Try it: The records below are to be set down again exactly, with the pictures left out.

The records:
+ + + + +

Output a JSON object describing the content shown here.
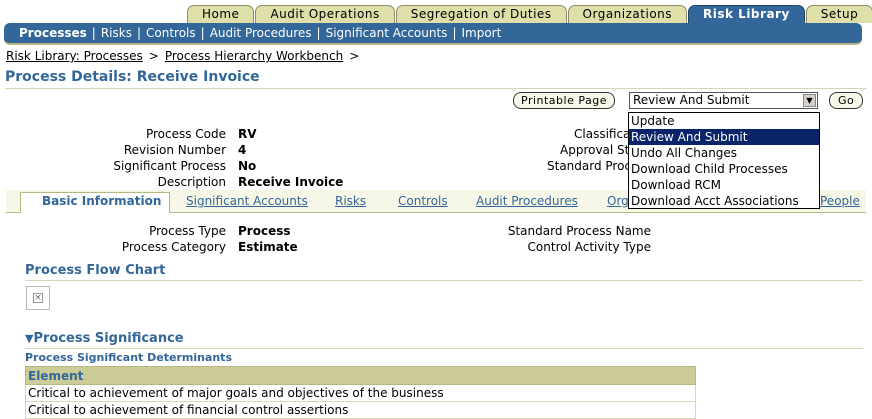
{
  "top_tabs": [
    "Home",
    "Audit Operations",
    "Segregation of Duties",
    "Organizations",
    "Risk Library",
    "Setup"
  ],
  "top_tab_active": "Risk Library",
  "subnav": {
    "items": [
      "Processes",
      "Risks",
      "Controls",
      "Audit Procedures",
      "Significant Accounts",
      "Import"
    ],
    "active": "Processes",
    "separator": "|"
  },
  "breadcrumb": {
    "items": [
      "Risk Library: Processes",
      "Process Hierarchy Workbench"
    ],
    "separator": ">"
  },
  "page_title": "Process Details: Receive Invoice",
  "actions": {
    "printable_page_label": "Printable Page",
    "select_value": "Review And Submit",
    "go_label": "Go",
    "options": [
      "Update",
      "Review And Submit",
      "Undo All Changes",
      "Download Child Processes",
      "Download RCM",
      "Download Acct Associations"
    ],
    "selected_index": 1
  },
  "header_fields": {
    "process_code_label": "Process Code",
    "process_code": "RV",
    "revision_number_label": "Revision Number",
    "revision_number": "4",
    "significant_process_label": "Significant Process",
    "significant_process": "No",
    "description_label": "Description",
    "description": "Receive Invoice",
    "classification_label": "Classifica",
    "approval_status_label": "Approval Sta",
    "standard_process_label": "Standard Proc"
  },
  "subtabs": {
    "active": "Basic Information",
    "items": [
      "Basic Information",
      "Significant Accounts",
      "Risks",
      "Controls",
      "Audit Procedures",
      "Org",
      "People"
    ]
  },
  "basic_info": {
    "process_type_label": "Process Type",
    "process_type": "Process",
    "process_category_label": "Process Category",
    "process_category": "Estimate",
    "standard_process_name_label": "Standard Process Name",
    "control_activity_type_label": "Control Activity Type"
  },
  "sections": {
    "flow_chart": "Process Flow Chart",
    "significance": "Process Significance",
    "significant_determinants": "Process Significant Determinants"
  },
  "determinants_table": {
    "header": "Element",
    "rows": [
      "Critical to achievement of major goals and objectives of the business",
      "Critical to achievement of financial control assertions"
    ]
  },
  "icons": {
    "collapse": "triangle-down-icon",
    "broken_image": "broken-image-icon",
    "dropdown": "chevron-down-icon"
  },
  "colors": {
    "brand_blue": "#336699",
    "tab_tan": "#dfdfa9",
    "table_header": "#cccc99",
    "selection": "#0a246a"
  }
}
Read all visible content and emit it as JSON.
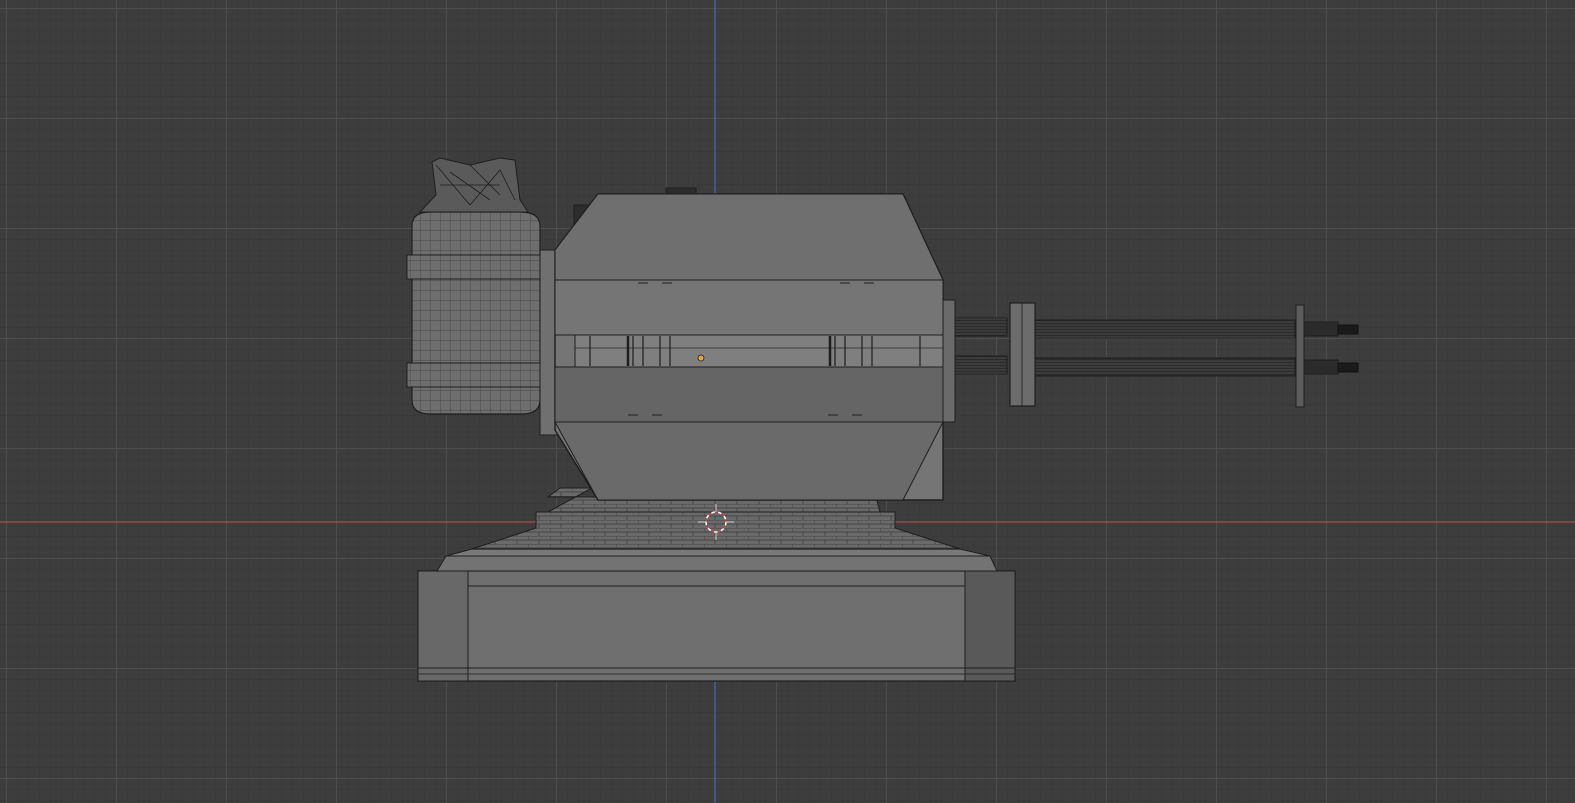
{
  "viewport": {
    "grid_color": "#505050",
    "background_color": "#3d3d3d",
    "x_axis_color": "#b04a4a",
    "y_axis_color": "#3f6fb5",
    "mesh_face_color": "#777777",
    "mesh_wire_color": "#1e1e1e",
    "origin_point_color": "#e6a23c",
    "cursor_color": "#ffffff"
  }
}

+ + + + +

Exercise solution:
Output a JSON object describing the content shown here.
{
  "top_tabs": [
    "Home",
    "Audit Operations",
    "Segregation of Duties",
    "Organizations",
    "Risk Library",
    "Setup"
  ],
  "top_tab_active": "Risk Library",
  "subnav": {
    "items": [
      "Processes",
      "Risks",
      "Controls",
      "Audit Procedures",
      "Significant Accounts",
      "Import"
    ],
    "active": "Processes",
    "separator": "|"
  },
  "breadcrumb": {
    "items": [
      "Risk Library: Processes",
      "Process Hierarchy Workbench"
    ],
    "separator": ">"
  },
  "page_title": "Process Details: Receive Invoice",
  "actions": {
    "printable_page_label": "Printable Page",
    "select_value": "Review And Submit",
    "go_label": "Go",
    "options": [
      "Update",
      "Review And Submit",
      "Undo All Changes",
      "Download Child Processes",
      "Download RCM",
      "Download Acct Associations"
    ],
    "selected_index": 1
  },
  "header_fields": {
    "process_code_label": "Process Code",
    "process_code": "RV",
    "revision_number_label": "Revision Number",
    "revision_number": "4",
    "significant_process_label": "Significant Process",
    "significant_process": "No",
    "description_label": "Description",
    "description": "Receive Invoice",
    "classification_label": "Classifica",
    "approval_status_label": "Approval Sta",
    "standard_process_label": "Standard Proc"
  },
  "subtabs": {
    "active": "Basic Information",
    "items": [
      "Basic Information",
      "Significant Accounts",
      "Risks",
      "Controls",
      "Audit Procedures",
      "Org",
      "People"
    ]
  },
  "basic_info": {
    "process_type_label": "Process Type",
    "process_type": "Process",
    "process_category_label": "Process Category",
    "process_category": "Estimate",
    "standard_process_name_label": "Standard Process Name",
    "control_activity_type_label": "Control Activity Type"
  },
  "sections": {
    "flow_chart": "Process Flow Chart",
    "significance": "Process Significance",
    "significant_determinants": "Process Significant Determinants"
  },
  "determinants_table": {
    "header": "Element",
    "rows": [
      "Critical to achievement of major goals and objectives of the business",
      "Critical to achievement of financial control assertions"
    ]
  },
  "icons": {
    "collapse": "triangle-down-icon",
    "broken_image": "broken-image-icon",
    "dropdown": "chevron-down-icon"
  },
  "colors": {
    "brand_blue": "#336699",
    "tab_tan": "#dfdfa9",
    "table_header": "#cccc99",
    "selection": "#0a246a"
  }
}
Read all visible content and emit it as JSON.
{
  "viewport": {
    "grid_color": "#505050",
    "background_color": "#3d3d3d",
    "x_axis_color": "#b04a4a",
    "y_axis_color": "#3f6fb5",
    "mesh_face_color": "#777777",
    "mesh_wire_color": "#1e1e1e",
    "origin_point_color": "#e6a23c",
    "cursor_color": "#ffffff"
  }
}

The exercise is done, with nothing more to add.